Balancing energy loads
The data provided by GOES satellites is also key to balancing the energy load on electrical grids. Grid managers need to accurately calculate how much electricity the grid needs to carry at any given time. They must maintain the critical balance between generation and consumption. Too much or too little power can damage the millions of electrical devices connected to the grid or even trigger a power outage.
GOES-16 and GOES-17 also help grid operators prepare for the effects of severe weather on the electrical grid. The satellites provide advanced warning of severe thunderstorms, flooding, hurricanes, and other environmental hazards and can track where storms are moving next.
They don’t just protect from hazardous weather on Earth. Space weather can also impact power grid performance. Space weather is caused by electromagnetic radiation and charged particles being released from solar storms. Eruptions from the sun can cause geomagnetic and solar radiation storms, which can disrupt power utilities. GOES-16 and GOES-17 are equipped with a suite of sophisticated space weather instruments that provide early detection of approaching space weather hazards.
These observations help increase grid resilience. Predicting severe weather events on Earth and approaching space weather hazards in advance helps utilities better prepare and minimize impact to critical infrastructure.
Cloud lensing and broken cloud fields
Certain cloudy conditions can actually increase the amount of light reaching solar power generation systems. On the afternoon of April 22, 2020, GOES-17 (GOES-West) viewed a large amount of stationary cloud cover over the San Francisco area. The frozen water molecules inside of high-altitude clouds refracted the sun’s light, which in turn caused brighter-than-normal conditions on the ground compared to the darker blue skies of a clear day.
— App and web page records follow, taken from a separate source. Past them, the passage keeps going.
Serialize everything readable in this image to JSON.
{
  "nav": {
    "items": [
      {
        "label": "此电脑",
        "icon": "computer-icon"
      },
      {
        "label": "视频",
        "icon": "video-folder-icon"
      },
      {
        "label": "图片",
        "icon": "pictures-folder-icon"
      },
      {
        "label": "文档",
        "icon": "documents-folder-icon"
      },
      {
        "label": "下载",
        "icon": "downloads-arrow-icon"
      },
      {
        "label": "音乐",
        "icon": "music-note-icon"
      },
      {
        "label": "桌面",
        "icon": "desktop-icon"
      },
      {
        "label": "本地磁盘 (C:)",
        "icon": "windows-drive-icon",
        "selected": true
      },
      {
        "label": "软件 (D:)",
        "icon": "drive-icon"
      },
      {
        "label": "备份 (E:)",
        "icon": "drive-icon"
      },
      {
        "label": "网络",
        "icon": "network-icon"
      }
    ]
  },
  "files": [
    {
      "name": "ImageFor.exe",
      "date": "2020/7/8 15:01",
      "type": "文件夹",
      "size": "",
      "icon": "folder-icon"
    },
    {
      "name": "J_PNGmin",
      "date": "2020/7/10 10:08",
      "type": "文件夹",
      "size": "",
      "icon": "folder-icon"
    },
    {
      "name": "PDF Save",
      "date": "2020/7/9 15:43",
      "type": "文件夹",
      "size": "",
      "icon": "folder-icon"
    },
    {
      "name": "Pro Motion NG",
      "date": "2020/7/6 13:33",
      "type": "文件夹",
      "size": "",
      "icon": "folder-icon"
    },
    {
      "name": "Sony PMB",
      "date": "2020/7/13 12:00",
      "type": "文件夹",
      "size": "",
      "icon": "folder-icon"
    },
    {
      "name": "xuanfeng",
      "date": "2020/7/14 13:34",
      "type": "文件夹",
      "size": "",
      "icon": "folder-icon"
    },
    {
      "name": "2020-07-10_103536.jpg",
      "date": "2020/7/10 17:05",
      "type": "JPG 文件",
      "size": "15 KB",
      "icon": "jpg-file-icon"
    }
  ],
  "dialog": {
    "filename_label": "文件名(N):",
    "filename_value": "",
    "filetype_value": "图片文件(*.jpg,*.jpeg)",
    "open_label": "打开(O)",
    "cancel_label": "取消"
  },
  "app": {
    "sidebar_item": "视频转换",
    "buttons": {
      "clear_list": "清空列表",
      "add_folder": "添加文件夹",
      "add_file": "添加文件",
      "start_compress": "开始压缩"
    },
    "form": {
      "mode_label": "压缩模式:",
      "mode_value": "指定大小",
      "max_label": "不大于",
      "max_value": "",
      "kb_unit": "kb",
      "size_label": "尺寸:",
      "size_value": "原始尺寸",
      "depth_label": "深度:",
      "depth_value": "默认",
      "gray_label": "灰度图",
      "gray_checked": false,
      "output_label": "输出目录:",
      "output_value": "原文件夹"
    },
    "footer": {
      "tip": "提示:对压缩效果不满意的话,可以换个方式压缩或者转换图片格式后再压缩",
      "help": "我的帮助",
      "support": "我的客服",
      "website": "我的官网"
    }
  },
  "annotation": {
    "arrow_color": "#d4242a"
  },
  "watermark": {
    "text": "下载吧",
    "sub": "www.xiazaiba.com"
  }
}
This phenomenon, which is called “cloud lensing,” is unusual, and typically lasts for a period of 5–10 minutes. However, this high power event lasted for four hours, between 12–4 p.m. PST.
More commonly, side illumination from broken cloud fields can also enhance solar power compared to clear days. “The three dimensional problem is an exciting topic of active research in solar energy,” said Steven Miller, a Senior Research Scientist at Colorado State University who collaborates with NOAA and NREL on satellite-based solar energy applications. “The Advanced Baseline Imager (ABI) instrument on the new generation of GOES satellites offers a lot more information, in much better detail, than past sensors. These improvements make it far more capable in terms of describing cloud characteristics and location, which determine the amount of sunlight reaching the surface.”
Critical data for harnessing solar energy
According to the Department of Energy, the amount of solar power installed in the U.S. increased more than 23 times from 2008 to 2015. As demand grows, the need for timely, detailed information about solar radiation and cloud cover is essential. From determining where to build new solar farms to dispatching energy at optimal times and balancing the load on electrical grids, GOES-16 and GOES-17 provide critical data for harnessing solar energy and efficiently delivering it to consumers.